Exercise directions: Using the records that follow, copy every line containing the word "this".

Extracted data entries:
....

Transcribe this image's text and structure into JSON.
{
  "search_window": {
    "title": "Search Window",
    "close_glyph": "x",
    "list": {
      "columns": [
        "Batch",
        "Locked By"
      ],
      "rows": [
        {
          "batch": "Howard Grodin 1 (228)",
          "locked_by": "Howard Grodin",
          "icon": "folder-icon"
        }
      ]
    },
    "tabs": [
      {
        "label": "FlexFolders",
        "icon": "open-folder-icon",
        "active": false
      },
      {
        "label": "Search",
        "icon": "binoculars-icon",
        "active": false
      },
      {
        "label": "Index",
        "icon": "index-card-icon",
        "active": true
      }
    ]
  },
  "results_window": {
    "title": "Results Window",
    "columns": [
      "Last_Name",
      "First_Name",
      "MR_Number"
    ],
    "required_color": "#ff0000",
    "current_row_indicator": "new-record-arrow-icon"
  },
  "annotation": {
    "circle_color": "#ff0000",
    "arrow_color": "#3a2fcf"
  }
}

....

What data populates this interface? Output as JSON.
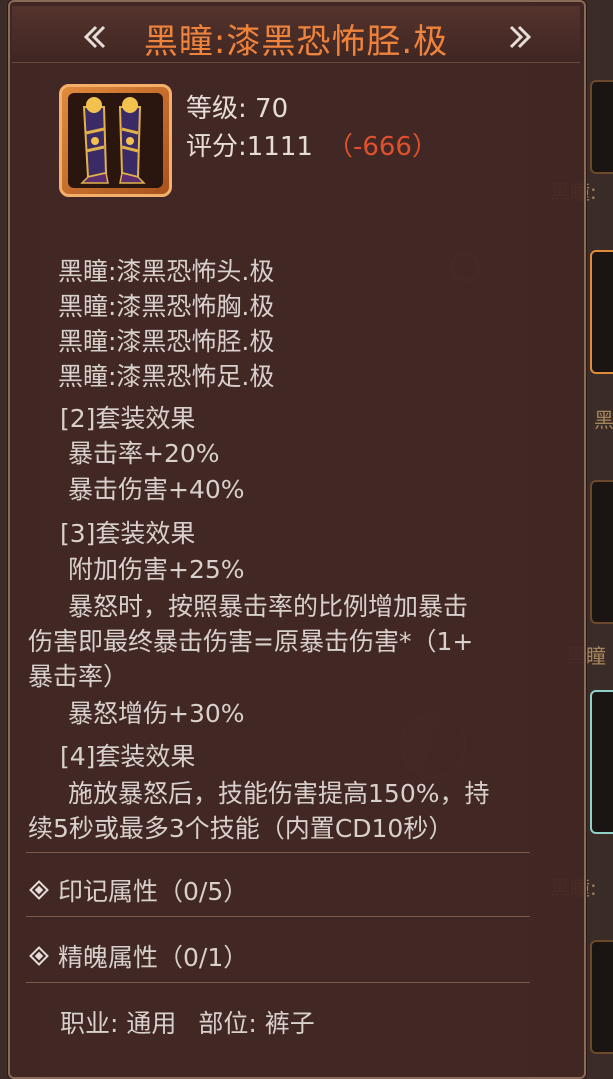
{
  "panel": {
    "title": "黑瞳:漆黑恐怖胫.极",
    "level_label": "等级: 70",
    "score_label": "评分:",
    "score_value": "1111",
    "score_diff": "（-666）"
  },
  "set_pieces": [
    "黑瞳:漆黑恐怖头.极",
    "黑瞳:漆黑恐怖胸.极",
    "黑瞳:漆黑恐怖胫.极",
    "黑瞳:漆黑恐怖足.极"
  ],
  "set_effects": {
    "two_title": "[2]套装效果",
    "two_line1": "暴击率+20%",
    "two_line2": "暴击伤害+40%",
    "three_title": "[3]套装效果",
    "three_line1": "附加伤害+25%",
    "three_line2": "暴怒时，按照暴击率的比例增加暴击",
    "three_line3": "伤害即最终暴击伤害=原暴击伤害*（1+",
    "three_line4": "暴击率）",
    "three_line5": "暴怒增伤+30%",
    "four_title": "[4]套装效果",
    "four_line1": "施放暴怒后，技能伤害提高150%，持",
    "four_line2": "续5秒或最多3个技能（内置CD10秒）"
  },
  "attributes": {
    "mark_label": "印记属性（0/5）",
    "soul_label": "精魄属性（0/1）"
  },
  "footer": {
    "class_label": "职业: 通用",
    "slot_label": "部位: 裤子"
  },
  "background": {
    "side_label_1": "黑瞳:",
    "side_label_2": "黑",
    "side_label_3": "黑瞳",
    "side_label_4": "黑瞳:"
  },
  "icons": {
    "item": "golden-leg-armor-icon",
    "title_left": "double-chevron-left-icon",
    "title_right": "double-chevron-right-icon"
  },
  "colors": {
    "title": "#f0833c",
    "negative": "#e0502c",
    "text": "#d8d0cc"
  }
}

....

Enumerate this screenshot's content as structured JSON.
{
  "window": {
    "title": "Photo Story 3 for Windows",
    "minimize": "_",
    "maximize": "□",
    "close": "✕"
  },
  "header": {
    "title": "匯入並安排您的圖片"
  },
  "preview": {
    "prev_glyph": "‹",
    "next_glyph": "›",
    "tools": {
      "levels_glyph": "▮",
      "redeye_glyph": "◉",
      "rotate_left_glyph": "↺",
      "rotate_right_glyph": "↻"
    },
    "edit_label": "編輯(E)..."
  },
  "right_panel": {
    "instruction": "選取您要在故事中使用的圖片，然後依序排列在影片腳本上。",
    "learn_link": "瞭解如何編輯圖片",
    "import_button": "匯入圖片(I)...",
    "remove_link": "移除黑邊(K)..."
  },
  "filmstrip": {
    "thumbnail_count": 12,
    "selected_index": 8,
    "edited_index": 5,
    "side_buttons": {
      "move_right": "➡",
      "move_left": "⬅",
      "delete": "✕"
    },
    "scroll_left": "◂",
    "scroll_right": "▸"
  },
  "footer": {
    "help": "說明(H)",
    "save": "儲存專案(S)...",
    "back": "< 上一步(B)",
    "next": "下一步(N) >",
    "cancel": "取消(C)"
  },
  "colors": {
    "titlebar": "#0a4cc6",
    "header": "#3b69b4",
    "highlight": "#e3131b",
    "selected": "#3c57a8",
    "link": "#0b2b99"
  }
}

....

Answer space:
Transcribe this image's text and structure into JSON.
What data populates this interface? Output as JSON.
Enumerate this screenshot's content as structured JSON.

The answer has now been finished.